Google Acquires eBook Technologies
Google has kicked off 2011 with a new acquisition. The search engine giant purchased online publishing company eBook Technologies.
“EBook Technologies, Inc. is excited to announce that we have been acquired by Google,” the company said in a note on its Web site. “Working together with Google will further our commitment to providing a first-class reading experience on emerging tablets, e-readers and other portable devices.”
Few other details were provided. Most of the links on eBook Technologies’s Web site now re-direct to the Google acquisition note.
“We are happy to welcome eBook Technologies’ team to Google,” Google said in a statement. “Together, we hope to deliver richer reading experiences on tablets, electronic readers and other portable devices.”
The eBook Technologies site says it provides a suite of reading devices and licenses for automated publishing and content distribution control.
In early December, Google launched Google eBooks, a service for buying and reading digital books. The cloud-based service allows users to read books directly in the browser; a dedicated e-reading device is not necessary. Google will fold its existing e-book service, Google Books, into Google eBooks.
Google’s e-book efforts have been complicated. In 2004, Google partnered with major university libraries to scan their collections and make them available on the Internet. But the Association of American Publishers (AAP) and the Author’s Guild sued Google for copyright infringement in 2005. In October 2008, the two sides announced a $125 million agreement that would create a registry of online books, and allow U.S. consumers and institutions to purchase access to that material.

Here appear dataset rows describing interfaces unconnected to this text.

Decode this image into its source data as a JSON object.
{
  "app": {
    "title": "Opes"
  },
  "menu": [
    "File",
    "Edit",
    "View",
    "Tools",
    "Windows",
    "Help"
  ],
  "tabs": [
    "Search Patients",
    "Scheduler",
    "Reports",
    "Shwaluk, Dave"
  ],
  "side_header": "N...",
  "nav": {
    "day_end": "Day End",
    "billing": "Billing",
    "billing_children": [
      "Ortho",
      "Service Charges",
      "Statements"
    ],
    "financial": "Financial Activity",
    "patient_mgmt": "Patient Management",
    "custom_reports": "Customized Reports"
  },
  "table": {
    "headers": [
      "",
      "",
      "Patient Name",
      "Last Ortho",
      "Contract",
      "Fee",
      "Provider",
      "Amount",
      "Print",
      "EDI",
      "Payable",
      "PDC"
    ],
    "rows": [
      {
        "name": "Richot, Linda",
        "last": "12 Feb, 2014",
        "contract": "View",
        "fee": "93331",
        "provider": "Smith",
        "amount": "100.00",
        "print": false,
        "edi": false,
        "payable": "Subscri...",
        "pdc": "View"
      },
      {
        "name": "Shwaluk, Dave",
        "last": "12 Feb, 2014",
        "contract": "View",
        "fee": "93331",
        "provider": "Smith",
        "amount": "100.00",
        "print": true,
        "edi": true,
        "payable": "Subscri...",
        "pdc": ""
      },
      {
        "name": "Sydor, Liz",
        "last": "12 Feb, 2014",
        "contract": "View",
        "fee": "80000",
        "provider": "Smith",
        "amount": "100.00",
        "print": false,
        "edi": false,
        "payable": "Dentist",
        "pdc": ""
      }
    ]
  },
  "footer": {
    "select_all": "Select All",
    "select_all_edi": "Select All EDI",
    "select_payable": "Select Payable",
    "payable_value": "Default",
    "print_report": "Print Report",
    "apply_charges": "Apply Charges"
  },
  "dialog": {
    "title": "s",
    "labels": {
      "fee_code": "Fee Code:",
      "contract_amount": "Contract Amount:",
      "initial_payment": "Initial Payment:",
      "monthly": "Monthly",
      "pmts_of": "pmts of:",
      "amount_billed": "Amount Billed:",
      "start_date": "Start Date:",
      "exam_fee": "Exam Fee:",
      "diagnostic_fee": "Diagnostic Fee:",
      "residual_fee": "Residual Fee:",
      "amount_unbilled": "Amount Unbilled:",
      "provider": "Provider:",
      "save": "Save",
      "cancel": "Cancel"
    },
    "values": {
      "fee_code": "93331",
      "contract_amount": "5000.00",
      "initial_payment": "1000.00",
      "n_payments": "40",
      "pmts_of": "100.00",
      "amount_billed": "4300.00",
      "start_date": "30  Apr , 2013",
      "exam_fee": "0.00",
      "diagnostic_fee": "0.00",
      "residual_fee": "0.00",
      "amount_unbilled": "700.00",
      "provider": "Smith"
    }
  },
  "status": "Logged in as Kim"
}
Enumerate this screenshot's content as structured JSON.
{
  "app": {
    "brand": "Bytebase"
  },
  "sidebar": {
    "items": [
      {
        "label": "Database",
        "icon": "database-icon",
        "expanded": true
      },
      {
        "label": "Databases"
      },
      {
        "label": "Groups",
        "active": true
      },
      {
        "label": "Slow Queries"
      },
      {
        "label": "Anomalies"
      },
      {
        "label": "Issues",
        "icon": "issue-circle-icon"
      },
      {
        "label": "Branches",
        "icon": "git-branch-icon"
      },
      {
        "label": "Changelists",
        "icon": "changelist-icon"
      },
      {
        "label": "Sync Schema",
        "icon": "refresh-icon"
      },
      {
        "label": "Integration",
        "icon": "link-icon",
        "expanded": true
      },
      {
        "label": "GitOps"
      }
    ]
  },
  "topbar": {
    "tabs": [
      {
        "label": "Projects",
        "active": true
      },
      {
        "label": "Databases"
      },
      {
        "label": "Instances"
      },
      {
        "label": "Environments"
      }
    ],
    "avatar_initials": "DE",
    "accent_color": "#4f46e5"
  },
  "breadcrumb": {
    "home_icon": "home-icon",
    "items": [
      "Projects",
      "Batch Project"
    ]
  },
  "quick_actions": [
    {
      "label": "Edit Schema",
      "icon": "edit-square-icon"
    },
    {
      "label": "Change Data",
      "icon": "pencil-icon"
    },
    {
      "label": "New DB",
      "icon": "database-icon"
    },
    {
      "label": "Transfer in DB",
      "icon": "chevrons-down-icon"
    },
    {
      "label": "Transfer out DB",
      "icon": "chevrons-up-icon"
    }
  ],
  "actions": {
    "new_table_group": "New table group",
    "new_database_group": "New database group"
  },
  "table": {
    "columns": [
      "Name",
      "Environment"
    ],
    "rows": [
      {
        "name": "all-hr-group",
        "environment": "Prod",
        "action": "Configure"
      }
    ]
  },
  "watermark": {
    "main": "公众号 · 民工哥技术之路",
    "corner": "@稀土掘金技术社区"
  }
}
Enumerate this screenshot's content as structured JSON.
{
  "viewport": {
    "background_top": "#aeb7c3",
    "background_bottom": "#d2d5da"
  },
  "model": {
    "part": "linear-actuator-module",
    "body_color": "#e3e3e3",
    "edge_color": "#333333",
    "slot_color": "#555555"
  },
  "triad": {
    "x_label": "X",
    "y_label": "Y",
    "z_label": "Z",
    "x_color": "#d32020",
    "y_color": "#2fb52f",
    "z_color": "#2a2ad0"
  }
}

The settlement has faced opposition, however. In September 2009, the Department of Justice urged the court to reject Google’s book deal, so Google and content groups came up with a revised settlement in November. While the DOJ said the new deal included several improvements, the agency said in February that it still had problems with class certification, copyright and antitrust issues.
In August 2010, the American Society of Media Photographers (ASMP), joined by four other groups, four photographers, and two illustrators filed their own suit after a judge denied their request to join the $125 million class-action settlement. The groups accused Google of illegally scanning books that include copyrighted images for its Google Books project.